== Segment start ==

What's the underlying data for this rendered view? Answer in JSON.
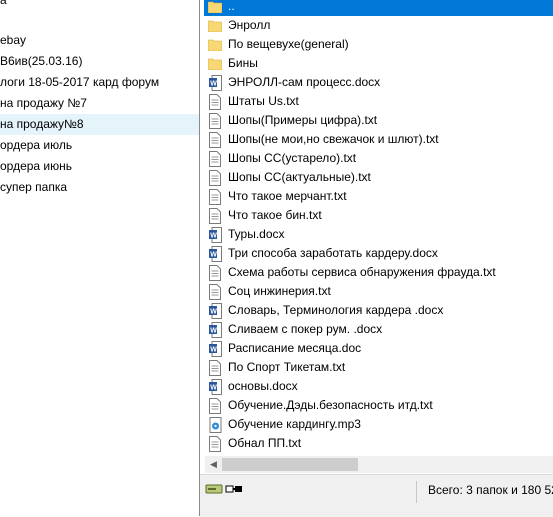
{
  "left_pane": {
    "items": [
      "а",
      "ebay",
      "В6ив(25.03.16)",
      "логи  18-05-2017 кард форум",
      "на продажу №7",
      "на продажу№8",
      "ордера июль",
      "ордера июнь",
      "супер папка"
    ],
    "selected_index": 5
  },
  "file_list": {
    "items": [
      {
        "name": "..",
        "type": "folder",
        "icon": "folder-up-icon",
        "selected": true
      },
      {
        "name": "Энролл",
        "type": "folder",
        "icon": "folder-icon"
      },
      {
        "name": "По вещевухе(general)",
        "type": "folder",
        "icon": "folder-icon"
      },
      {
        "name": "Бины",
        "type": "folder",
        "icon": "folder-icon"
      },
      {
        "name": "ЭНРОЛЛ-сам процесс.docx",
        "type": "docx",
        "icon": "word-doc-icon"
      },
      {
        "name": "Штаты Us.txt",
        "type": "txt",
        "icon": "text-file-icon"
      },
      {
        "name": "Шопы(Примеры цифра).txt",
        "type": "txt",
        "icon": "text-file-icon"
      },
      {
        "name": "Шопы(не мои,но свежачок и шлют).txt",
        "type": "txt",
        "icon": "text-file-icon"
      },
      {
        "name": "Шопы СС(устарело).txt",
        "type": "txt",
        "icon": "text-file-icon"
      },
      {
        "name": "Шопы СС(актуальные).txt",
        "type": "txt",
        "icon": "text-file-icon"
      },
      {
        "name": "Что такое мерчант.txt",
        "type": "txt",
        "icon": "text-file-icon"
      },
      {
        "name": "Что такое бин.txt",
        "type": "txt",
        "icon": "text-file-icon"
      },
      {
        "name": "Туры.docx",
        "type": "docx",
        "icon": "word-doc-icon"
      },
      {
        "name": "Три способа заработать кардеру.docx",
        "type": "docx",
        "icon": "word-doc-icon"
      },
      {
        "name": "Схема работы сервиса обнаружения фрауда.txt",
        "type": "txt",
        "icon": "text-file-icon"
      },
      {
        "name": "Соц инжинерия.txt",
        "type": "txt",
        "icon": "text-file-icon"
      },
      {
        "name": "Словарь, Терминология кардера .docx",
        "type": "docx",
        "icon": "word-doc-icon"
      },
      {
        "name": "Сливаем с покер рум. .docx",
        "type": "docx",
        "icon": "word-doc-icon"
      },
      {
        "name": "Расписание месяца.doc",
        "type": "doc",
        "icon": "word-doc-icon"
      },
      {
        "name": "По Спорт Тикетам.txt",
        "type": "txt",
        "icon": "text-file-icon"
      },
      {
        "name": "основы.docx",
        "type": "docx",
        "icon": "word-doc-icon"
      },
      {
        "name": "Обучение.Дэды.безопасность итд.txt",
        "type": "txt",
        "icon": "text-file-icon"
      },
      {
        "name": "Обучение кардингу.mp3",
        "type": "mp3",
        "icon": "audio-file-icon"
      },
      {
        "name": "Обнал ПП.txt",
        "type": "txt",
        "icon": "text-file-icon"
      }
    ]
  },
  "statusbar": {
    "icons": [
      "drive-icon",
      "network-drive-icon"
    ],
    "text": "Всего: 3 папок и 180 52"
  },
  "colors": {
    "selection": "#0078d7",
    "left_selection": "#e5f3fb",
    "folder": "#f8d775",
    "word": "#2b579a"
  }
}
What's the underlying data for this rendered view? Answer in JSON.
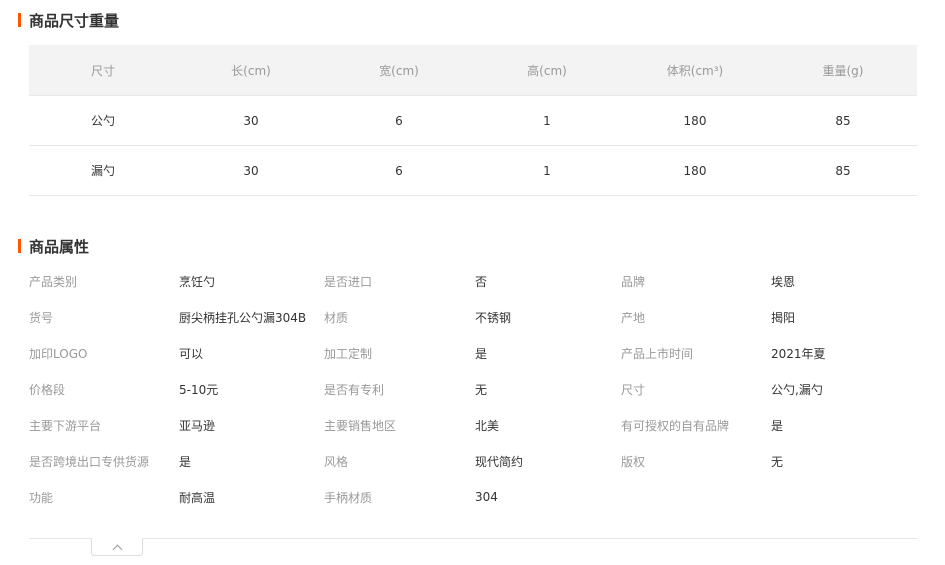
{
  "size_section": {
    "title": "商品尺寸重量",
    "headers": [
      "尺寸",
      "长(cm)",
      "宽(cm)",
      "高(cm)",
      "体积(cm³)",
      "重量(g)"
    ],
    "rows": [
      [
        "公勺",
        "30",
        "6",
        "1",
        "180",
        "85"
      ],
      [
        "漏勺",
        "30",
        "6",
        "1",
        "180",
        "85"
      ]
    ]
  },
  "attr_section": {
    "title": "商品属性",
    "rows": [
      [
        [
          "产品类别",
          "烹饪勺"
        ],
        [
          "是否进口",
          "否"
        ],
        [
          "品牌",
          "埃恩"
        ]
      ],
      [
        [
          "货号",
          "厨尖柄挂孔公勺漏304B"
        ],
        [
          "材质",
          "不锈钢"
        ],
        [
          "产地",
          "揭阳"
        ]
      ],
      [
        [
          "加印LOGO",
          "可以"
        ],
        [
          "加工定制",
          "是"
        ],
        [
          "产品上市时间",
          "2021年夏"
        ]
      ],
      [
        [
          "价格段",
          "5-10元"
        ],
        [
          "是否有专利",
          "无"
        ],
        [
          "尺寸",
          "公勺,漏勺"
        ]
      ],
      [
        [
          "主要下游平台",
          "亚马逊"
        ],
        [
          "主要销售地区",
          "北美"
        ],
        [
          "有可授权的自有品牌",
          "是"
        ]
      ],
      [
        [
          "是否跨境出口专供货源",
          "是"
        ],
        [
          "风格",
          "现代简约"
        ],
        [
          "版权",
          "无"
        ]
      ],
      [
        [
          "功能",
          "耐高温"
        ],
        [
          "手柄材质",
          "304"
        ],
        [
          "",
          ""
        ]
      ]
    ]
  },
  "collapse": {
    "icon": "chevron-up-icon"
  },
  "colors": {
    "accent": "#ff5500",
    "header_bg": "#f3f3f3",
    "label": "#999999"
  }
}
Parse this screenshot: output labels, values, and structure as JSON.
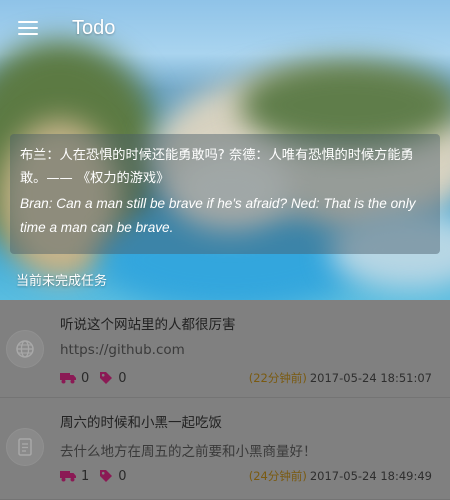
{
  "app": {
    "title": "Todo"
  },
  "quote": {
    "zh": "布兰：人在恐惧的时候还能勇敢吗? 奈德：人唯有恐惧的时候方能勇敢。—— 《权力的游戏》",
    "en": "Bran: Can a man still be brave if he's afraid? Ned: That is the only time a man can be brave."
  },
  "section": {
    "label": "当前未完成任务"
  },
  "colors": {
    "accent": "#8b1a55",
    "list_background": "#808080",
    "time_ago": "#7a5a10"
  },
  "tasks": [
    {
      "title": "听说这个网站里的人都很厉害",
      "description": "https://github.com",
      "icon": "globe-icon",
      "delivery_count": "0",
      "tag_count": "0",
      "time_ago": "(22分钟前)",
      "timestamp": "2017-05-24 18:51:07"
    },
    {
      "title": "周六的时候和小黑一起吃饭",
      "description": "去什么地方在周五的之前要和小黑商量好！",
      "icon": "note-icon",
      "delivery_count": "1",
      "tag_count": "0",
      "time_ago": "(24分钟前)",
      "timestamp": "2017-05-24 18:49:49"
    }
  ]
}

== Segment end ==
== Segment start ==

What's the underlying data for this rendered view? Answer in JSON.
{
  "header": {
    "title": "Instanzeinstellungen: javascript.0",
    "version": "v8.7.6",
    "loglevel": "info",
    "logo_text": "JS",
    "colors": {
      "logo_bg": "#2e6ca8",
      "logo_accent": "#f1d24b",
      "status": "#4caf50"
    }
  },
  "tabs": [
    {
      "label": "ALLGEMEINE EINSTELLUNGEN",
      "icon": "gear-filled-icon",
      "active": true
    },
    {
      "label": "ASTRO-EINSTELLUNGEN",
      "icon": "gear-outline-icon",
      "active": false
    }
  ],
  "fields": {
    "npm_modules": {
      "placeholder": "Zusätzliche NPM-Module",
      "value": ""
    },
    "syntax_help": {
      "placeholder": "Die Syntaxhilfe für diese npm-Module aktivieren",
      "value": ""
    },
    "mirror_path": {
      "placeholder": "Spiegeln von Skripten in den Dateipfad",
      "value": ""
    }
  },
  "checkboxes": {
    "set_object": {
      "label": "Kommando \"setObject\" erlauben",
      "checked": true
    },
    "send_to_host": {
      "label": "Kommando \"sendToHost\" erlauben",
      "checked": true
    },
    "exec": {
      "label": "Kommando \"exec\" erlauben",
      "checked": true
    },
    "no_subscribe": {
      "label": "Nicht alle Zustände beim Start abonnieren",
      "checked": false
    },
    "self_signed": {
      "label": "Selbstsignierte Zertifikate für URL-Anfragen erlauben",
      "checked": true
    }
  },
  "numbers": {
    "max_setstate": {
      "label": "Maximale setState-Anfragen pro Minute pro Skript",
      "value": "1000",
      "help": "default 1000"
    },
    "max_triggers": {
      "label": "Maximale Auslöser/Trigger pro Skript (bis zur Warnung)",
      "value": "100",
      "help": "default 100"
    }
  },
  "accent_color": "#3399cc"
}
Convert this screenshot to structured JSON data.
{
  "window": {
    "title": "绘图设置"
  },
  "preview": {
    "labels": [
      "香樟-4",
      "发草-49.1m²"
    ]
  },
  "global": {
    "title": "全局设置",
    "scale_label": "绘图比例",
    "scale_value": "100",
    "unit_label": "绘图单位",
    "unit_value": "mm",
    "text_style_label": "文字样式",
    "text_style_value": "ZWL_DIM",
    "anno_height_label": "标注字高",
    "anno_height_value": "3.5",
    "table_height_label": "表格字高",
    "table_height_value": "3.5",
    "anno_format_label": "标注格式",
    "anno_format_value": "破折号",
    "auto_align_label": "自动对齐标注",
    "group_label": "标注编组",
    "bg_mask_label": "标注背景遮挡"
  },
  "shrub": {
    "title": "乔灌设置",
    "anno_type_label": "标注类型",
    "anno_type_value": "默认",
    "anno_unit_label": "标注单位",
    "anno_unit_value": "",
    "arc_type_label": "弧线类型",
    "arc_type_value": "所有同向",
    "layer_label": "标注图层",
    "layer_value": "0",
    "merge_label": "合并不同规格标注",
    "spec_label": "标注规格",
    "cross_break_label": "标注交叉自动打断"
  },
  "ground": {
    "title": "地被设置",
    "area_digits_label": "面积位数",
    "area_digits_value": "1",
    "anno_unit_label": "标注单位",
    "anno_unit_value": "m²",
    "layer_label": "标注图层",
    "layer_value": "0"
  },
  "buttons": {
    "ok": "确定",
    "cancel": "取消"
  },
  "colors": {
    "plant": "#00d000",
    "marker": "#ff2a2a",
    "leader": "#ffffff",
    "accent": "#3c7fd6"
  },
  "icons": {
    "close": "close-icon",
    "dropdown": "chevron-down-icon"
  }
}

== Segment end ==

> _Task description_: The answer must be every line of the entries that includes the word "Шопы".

> _Reply to the exercise_:
        "name": "Шопы(Примеры цифра).txt",
        "name": "Шопы(не мои,но свежачок и шлют).txt",
        "name": "Шопы СС(устарело).txt",
        "name": "Шопы СС(актуальные).txt",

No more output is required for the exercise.